To avoid a contested convention and block the path of Sen. Bernie Sanders to the Democratic U.S. presidential nomination, the field of contenders needed to get smaller and the vote of Democratic moderates had to coalesce behind one candidate – in less than a week, both of those requirements have now been fulfilled. Former vice-president Joe Biden's stunning performance in the Super Tuesday primaries not only resurrected his foundering third attempt for the U.S. presidency, it has made it all the more likely that the nomination will not have to be decided on the floor of the Democratic National Convention in July. (CBC News)
Here is a McGill expert who can provide on this issue:
Barry Eidlin, Assistant Professor, Department of Sociology
“After Super Tuesday, Joe Biden has reclaimed his status as the front-runner for the Democratic Party nomination. While Biden benefited from the other moderate candidates dropping out to rally around him, he will now face greater scrutiny as the race narrows to two candidates. Going forward, the race has boiled down to a clear contest between the Democratic Party establishment and its progressive/democratic socialist left wing. At this point the establishment wing has the upper hand, but if the past few weeks have shown anything, it’s that the situation on the ground can shift rapidly.”

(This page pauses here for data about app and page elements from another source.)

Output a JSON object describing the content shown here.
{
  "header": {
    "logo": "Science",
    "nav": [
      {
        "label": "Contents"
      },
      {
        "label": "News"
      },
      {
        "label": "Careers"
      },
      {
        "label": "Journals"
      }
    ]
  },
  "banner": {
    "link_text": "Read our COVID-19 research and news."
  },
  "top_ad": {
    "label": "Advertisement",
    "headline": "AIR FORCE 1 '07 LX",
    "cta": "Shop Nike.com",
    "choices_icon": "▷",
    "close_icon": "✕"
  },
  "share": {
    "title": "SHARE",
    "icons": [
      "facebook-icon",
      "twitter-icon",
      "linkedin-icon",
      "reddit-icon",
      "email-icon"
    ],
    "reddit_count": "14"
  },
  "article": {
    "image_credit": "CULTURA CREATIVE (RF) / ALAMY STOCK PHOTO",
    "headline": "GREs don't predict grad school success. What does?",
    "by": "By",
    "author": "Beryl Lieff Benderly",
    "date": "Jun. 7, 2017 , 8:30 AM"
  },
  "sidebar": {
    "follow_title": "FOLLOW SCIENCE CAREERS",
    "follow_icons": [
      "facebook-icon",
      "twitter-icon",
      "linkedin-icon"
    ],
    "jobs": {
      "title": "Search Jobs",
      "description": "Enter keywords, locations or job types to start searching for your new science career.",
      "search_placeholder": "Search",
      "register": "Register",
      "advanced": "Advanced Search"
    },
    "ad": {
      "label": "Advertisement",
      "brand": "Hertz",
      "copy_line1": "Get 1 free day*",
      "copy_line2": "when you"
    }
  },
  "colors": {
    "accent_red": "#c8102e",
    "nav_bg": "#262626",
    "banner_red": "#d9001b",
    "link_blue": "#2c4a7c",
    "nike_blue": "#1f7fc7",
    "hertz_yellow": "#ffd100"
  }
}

Barry Eidlin is an Assistant Professor in the Department of Sociology. As a comparative historical sociologist, his research explores the changing relationship between social mobilization, political processes, and ideology in advanced capitalist democracies.
barry.eidlin [at] mcgill.ca (English, French)